Dissecting the tussle for top spots

Our stats superstar @AndyHowe_statto details why this season’s run-in to the Hyundai A-League finals is one of the closest in history.

Hyundai A-League Season 10 is set to see one of the closest finishes of any Australian national league season.

After Round 24, just three points separates first from fifth, and within the log-jam there’s just one point between Melbourne Victory at the top and Adelaide United in third.

VIDEO: Hyundai A-League Round 24 review

With a game in hand – albeit against the back-in-form Roar – Melbourne Victory have the edge for the coveted first place and 2014/15 Premiers Plate.

But with the first- and second-placed teams at the end of the regular season each only having to win a home semi-final to make the Grand Final, it’s the five-way tussle for the top two which holds the most interest leading into Round 25.

The battle between the Victory (44 points), Perth (44), Adelaide (43), Wellington (42) and Sydney (41) with three rounds remaining is one of the tightest top two end-of-season races on record.

The closest end to an A-League season (with three rounds remaining) was in 2007/08.

With 30 points apiece Brisbane Roar held top spot on goal difference over Central Coast, followed by Sydney FC on 27. It seemed fourth-placed Newcastle Jets were too far behind on 25 points.

However it was the Jets who almost stole the show, winning their remaining three matches while Brisbane hit a brick wall, only managing one point from a possible nine.
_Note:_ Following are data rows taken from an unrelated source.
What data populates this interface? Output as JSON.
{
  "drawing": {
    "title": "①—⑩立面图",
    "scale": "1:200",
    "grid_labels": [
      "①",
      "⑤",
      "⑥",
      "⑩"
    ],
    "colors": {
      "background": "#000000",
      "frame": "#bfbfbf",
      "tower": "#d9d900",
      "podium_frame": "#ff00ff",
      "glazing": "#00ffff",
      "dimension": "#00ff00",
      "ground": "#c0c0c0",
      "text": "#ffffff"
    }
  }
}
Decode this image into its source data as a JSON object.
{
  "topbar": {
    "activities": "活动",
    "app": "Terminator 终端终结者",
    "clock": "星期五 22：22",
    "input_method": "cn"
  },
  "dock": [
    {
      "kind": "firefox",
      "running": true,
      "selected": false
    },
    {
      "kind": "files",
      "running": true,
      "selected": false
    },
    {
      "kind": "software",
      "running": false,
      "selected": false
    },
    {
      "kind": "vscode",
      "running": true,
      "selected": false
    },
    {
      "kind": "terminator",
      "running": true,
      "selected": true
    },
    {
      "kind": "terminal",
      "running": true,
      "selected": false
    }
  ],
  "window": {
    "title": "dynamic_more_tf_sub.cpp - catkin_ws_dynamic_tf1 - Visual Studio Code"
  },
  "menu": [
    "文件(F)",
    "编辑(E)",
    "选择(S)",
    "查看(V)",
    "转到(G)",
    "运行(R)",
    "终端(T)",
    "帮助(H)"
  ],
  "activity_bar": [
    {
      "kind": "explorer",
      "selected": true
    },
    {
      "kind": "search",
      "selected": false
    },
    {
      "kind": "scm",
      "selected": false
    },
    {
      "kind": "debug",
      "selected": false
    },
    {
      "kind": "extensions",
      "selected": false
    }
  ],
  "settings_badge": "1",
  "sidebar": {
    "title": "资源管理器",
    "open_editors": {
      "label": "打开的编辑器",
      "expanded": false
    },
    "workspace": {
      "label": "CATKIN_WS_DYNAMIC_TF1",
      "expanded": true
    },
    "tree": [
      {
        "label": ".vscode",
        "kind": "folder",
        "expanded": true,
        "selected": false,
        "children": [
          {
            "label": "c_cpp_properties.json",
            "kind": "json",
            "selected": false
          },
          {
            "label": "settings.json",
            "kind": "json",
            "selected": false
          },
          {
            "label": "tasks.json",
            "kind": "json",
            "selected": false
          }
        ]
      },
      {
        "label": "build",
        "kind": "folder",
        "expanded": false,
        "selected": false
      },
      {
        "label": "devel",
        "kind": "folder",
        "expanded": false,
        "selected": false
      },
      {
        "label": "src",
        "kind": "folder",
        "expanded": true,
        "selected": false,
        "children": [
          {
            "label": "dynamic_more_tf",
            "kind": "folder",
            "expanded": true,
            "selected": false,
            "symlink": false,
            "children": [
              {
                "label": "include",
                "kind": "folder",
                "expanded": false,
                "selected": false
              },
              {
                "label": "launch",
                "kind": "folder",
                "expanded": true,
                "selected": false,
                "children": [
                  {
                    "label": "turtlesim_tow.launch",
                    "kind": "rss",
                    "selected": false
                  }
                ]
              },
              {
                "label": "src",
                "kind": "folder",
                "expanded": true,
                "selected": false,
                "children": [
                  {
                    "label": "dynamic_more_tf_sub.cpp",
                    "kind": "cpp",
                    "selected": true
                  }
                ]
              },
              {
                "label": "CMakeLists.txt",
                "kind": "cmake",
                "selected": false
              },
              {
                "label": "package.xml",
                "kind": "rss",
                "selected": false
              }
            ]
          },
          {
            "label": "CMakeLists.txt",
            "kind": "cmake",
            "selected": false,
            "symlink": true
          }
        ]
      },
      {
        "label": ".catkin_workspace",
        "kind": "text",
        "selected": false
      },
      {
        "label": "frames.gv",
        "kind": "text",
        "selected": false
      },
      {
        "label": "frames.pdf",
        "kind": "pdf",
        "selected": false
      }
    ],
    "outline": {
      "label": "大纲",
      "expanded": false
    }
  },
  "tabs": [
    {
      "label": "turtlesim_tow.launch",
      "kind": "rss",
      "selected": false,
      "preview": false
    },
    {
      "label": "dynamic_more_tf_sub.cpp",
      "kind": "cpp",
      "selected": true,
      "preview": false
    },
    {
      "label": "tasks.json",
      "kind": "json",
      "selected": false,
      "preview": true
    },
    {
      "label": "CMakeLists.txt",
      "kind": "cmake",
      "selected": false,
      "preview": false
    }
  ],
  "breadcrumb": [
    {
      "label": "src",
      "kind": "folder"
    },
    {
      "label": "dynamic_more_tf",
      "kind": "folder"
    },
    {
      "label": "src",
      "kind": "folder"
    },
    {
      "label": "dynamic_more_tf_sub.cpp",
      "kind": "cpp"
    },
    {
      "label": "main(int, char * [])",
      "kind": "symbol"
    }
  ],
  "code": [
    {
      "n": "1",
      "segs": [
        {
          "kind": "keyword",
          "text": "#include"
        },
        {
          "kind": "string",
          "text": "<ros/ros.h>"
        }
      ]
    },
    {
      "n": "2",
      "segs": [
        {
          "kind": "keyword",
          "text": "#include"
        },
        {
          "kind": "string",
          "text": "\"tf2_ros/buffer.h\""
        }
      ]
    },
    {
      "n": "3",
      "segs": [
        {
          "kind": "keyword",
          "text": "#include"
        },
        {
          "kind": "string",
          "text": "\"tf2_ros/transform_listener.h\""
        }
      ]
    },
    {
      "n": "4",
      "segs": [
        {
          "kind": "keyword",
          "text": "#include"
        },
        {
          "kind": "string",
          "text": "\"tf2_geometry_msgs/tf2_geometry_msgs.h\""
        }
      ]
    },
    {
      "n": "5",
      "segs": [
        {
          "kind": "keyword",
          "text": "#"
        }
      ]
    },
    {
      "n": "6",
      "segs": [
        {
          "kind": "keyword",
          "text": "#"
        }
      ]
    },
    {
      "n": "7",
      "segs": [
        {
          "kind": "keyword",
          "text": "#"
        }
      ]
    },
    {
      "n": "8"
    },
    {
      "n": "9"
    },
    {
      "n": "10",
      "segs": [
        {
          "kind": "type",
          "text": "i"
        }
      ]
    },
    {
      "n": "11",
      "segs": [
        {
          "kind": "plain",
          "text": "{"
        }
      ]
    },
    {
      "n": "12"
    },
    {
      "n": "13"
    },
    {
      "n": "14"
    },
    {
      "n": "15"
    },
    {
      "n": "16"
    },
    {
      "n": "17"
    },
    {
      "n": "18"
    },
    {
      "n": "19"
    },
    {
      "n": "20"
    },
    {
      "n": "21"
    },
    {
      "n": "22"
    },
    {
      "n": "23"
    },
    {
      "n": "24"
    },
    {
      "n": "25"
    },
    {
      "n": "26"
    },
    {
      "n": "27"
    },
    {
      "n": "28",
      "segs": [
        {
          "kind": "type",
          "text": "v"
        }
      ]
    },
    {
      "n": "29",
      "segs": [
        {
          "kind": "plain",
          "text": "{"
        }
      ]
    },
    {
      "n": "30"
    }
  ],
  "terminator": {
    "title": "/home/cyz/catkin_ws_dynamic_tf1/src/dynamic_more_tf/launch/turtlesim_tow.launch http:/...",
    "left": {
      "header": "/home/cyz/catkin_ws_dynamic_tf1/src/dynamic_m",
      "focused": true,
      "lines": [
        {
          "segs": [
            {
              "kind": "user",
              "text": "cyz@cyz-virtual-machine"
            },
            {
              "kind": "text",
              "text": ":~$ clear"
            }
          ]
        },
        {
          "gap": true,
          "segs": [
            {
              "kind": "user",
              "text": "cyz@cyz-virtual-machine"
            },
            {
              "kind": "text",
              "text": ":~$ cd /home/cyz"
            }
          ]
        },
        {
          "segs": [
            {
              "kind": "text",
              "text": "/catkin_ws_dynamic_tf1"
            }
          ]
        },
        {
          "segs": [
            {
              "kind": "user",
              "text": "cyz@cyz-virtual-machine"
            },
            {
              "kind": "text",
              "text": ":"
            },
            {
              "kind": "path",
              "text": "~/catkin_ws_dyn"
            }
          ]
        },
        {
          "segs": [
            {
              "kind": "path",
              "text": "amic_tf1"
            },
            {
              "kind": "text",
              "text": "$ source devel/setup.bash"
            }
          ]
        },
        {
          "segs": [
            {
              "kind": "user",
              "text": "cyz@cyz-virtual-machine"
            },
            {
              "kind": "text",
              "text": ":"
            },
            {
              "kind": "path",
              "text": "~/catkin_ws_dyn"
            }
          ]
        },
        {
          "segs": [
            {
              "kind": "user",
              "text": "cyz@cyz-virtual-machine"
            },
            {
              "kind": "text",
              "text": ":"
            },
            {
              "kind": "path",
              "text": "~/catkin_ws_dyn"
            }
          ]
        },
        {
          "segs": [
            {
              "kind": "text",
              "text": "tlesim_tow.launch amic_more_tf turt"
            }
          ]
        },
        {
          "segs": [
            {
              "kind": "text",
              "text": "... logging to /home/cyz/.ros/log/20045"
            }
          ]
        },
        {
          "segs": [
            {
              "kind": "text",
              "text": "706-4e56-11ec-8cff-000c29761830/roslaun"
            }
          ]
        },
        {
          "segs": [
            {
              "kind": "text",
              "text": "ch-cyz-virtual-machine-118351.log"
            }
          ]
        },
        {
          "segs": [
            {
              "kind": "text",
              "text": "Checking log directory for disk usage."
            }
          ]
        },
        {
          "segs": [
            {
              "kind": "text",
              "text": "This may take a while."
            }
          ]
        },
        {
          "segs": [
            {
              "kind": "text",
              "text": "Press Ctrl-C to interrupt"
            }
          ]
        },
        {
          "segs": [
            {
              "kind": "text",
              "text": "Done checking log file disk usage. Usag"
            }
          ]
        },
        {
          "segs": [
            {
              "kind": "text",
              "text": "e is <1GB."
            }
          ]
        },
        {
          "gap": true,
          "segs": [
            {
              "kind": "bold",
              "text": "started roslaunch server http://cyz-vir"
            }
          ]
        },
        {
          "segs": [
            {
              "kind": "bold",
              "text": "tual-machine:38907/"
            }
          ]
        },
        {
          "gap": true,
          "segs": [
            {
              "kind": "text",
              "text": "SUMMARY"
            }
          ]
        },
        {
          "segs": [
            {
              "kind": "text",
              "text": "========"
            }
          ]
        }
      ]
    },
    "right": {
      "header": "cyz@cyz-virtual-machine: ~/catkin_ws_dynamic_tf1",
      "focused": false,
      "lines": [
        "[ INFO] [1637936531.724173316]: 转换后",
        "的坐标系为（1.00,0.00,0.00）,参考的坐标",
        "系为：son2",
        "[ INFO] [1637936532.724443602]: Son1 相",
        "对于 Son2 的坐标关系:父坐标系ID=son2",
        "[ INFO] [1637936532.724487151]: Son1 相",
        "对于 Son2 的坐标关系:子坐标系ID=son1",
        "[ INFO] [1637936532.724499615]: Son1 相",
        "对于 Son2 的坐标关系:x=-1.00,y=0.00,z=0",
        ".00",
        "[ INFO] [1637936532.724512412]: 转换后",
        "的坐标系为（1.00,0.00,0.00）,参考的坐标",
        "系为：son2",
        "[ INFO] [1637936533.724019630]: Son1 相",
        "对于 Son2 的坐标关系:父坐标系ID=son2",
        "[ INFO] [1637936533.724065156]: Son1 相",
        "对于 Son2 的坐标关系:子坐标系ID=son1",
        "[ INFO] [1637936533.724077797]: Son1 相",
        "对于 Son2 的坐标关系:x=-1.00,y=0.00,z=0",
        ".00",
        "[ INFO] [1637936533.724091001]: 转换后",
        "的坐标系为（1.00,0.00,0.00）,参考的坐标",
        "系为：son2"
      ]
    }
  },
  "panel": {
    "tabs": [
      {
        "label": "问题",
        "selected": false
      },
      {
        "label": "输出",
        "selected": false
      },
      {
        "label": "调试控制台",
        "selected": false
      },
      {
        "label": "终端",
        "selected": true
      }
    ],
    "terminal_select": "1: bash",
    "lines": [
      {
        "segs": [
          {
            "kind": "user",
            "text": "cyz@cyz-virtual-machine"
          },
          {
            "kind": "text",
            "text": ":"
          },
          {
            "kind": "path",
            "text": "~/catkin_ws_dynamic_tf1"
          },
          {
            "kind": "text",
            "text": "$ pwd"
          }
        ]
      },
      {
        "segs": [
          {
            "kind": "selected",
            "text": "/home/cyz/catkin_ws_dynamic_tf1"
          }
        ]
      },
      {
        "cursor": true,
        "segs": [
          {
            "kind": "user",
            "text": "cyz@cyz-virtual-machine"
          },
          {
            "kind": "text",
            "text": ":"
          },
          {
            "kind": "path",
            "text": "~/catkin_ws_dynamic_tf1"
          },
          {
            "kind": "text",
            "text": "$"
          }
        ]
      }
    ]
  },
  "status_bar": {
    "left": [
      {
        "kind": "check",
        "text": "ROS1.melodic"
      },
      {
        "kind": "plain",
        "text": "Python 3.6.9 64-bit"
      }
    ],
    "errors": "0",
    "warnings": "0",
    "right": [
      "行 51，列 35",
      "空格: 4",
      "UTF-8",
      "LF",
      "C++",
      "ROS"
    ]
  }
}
In the end however the also-spluttering Mariners finished on top albeit with a mere one-goal difference margin over Newcastle, both teams ending with 34 points.

When the National Soccer League kicked off in 1977, the promoters could not have wished for a more exciting ending to the first season of the fledgling 14-team national competition.

With three rounds remaining Sydney City held a one-point advantage at the top of the ladder over fellow Sydney club Marconi.

In those days whoever finished top of the NSL ladder were declared Champions – a bold move for the new league trying to establish itself in a finals-familiar Australian sporting landscape.

In the final round Sydney City could only manage a nil-all draw with rivals Sydney Olympic. This meant Marconi had to win their last match at lowly Footscray to finish level on points at the top.

A five-goal victory would secure Marconi the 1977 title on goal difference, a four-goal margin would lock Marconi and Sydney City on goal difference and require a play-off, while any lower winning margin would put Sydney City on top.

With 20 minutes remaining in Marconi’s match in Melbourne the score was 4-0 to the Sydneysiders, and an impossible dream seemed close to reality – until Footscray scored three in the final eight minutes to sink their opponents’ hearts and hand the inaugural NSL title to Sydney City.    

The most intriguing five-way finish in national league history happened six years later.

In 1983 there was a 16-team national league competition with still no finals series (a Championship finals system was adopted the year after).

With three rounds remaining the leading teams were St George (48 points), Sydney City (48), South Melbourne (47), Newcastle KB United (46) and Preston (46).

Ultimately it was St George, with an 18-year-old Robbie Slater in the frontline, who finished at the top - just one point clear of Sydney City (coached by the late and great Eddie Thomson) with Preston a couple more points behind.

The 1988 NSL season ended in a similarly exciting fashion. This was an era when the likes of Graham Arnold (Sydney Croatia) and Frank Farina (Marconi) were banging in the goals.

With three rounds to go, newly-promoted Wollongong Wolves (31 points) were just ahead of glamour clubs Sydney Croatia (30), Marconi (29) and South Melbourne (29).

Croatia hosted Wollongong in the final round, and with South Melbourne losing its last match to Adelaide City, a plucky draw in front of a packed Edensor Park was enough to secure the Premiership for the Wolves in their last round confrontation, on goal difference over both Sydney Croatia and South Melbourne who all finished the 1988 season with 34 points. 

With so many permutations possible for the last three rounds of Hyundai A-League season 10, this year’s climax could well be another one to reminisce about in future.

Follow Andrew Howe’s Aussie football stats updates on Twitter @AndyHowe_statto

A-League finals